Feb 15, 2008

Hank Marquis


On the other hand, Cococo may consider the radio dispatch service less important to a worker at the truck-loading hopper who has access to other forms of communication, but still likes to use the radio for convenience.

In this example, Cococo has three customers, one service, and two different yet equally valid potential IT service valuations. As seen in this example, the true value of an IT service is only possible to ascertain in the context of the enterprise’s end-customer. For the majority of IT service providers, this makes establishing a value for a service a harrowing exercise.

The Customer Isn’t Always Right

Notice that the opinion or perception of the customer (e.g., dispatcher, driver or loader) is not a factor in the valuation of the service. It is better to define IT service value by measuring enterprise value empirically than by customer perception measured politically.

This does not mean to ignore customer feelings or be insensitive. It means IT has to help the customer understand and separate needs (empirical) from wants (political.) The place for customer preference and opinion is not as the basis for service valuation, but rather for remediation, and this is one point that ITIL misses completely.

Figure 2. clearly illustrates why focusing on customers (the political solution) entirely fails to capture the real value to the enterprise. This model also shows how customers sue IT services to mitigate risk on behalf of the end-customer, and points out why IT service value should be in terms of risk to the end-customer, viewed through the lens of enterprise products and customers.

ITIL says, “If you can’t measure it you can’t manage it.” The simple Cococo example illustrates why the ideas of utility and warranty (that is, performance) are necessary, but insufficient to manage IT services by value.

First, it offers no metric and provides no scale to objectively rate performance. Without a metric, there is no way to balance resource allocations based on need instead of want.

Second, it is utility and warranty to the enterprise and its products that matters most. Applying utility and warranty to customer wants (versus needs) often results in politically motivated resource allocations, which are the basis of many IT shortcomings and much customer dissatisfaction.

It makes more sense to value IT services based on the risk the enterprise faces should its products not meet needs of its end-customers. Business risk then, not customer perception, is the right place to start valuing IT services. Risk is the potential loss from things not coming off as planned or expected. Using risk as the basis of value is not a unique idea. In fact, virtually all risk management systems have a valuation phase to the analysis. Examples here include CRAMM®, M_o_R and even common project management frameworks like PRINCE2, Project+ and PMI.

Risk is probably the most elegant way to determine what and how much IT ought to do, when to stop doing it (an important and often overlooked aspect), and why IT needs to do it in the first place—all in business terms. In this context risk assessment is a straightforward measure of the consequence of an IT service not functioning as required and the impact (or potential impact) it can have on the enterprise. It subsumes concepts of utility and warranty which themselves encapsulate the idea of variation of the Six Sigma sort; it combines them with ideas of impact and urgency and elevates IT service valuation to a business level.

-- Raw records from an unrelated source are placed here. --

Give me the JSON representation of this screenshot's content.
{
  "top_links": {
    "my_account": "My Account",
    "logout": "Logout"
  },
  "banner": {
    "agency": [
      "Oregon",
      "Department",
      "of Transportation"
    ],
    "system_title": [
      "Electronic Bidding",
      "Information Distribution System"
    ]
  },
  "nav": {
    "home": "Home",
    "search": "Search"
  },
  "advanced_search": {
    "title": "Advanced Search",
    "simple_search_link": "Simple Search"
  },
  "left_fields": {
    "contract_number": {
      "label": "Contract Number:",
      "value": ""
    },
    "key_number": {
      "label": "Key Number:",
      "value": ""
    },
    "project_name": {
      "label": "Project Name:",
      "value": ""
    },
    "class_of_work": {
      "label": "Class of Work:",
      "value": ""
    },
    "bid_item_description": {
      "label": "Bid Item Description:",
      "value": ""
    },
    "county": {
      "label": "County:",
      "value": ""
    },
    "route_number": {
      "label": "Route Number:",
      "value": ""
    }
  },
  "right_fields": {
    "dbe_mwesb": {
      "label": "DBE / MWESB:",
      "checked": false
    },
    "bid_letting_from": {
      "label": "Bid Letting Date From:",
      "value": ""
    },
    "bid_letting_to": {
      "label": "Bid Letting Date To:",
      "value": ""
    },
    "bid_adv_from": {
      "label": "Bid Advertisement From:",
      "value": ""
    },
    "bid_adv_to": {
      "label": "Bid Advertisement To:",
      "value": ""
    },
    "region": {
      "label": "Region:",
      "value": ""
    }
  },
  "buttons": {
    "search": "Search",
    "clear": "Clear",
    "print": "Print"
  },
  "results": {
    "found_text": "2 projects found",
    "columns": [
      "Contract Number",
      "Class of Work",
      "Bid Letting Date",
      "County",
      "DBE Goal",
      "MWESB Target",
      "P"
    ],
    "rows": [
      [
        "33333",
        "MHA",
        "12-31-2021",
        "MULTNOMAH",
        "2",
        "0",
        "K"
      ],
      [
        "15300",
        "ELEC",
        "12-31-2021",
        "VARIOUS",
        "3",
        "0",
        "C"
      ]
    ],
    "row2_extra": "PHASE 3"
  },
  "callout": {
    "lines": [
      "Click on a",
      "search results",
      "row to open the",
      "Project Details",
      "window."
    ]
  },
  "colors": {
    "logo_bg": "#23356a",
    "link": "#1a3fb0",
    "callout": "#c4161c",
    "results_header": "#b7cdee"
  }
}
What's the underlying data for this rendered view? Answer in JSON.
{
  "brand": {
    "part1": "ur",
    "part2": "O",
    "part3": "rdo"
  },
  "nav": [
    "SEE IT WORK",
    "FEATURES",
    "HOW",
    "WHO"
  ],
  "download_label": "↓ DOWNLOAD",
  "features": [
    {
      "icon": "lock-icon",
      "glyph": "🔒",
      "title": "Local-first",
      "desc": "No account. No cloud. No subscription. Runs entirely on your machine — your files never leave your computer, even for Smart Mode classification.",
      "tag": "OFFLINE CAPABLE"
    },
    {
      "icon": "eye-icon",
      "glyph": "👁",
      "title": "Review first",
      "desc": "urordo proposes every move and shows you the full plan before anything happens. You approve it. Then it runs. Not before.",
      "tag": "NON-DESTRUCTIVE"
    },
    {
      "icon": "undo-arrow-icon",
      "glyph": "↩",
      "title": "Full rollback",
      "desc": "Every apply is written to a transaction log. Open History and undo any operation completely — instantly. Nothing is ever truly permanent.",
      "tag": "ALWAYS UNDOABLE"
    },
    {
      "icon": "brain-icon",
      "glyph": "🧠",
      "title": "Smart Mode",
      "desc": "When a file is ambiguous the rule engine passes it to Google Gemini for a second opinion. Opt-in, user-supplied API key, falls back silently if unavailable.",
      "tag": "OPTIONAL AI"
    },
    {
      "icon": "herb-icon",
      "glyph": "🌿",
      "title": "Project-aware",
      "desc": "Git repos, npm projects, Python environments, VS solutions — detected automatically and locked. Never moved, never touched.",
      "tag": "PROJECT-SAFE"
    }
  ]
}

Adopting an approach to IT service value based on risk leads to standard valuation systems that span multiple business units, and which tie IT services directly into the business of the enterprise. One can then use IT service value to establish the required level of investment and support. It also cleanly identifies the most important enterprise product, business unit, process, operation, and ultimately, IT service.

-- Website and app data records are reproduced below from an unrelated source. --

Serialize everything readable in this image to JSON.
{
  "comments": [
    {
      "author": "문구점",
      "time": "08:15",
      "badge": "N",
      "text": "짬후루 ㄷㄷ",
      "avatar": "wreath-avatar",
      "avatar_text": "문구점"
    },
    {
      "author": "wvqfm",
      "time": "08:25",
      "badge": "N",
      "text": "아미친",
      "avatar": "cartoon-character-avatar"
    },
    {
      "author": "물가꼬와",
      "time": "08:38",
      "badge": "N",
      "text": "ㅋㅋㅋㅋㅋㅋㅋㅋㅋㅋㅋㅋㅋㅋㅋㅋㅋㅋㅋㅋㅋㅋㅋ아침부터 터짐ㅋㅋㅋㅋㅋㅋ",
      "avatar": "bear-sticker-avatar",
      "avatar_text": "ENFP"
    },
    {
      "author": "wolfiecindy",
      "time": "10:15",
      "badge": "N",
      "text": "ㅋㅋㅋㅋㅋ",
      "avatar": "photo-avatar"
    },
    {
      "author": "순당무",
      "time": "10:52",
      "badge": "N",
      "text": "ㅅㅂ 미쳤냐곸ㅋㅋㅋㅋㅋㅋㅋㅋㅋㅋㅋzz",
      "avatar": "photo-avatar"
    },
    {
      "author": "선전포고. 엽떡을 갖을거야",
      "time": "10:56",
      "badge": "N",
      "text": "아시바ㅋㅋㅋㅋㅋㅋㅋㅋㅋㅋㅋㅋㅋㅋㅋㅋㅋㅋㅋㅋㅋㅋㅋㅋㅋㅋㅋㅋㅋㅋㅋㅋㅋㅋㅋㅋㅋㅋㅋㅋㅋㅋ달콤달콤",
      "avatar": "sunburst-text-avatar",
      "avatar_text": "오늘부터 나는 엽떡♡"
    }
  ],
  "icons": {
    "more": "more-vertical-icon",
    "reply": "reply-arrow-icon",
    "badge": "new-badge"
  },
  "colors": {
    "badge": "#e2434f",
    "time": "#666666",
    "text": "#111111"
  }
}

Measure the enterprise value at risk, and you have the basis for actionable and quantifiable decision-making that is inherently self-justifying. Empirically quantified enterprise value at risk may just be the long sought after means to attain the most elusive of IT desires—alignment with the business, control of costs, and quality improvements.

Hank Marquis is director of IT Service Management Consulting at Enterprise Management Associates based in Boulder, Colo. Marquis has more than 25 years of hands-on experience in IT operations, management, governance and operational frameworks. Visit his blog and podcasts at www.hankmarquis.info.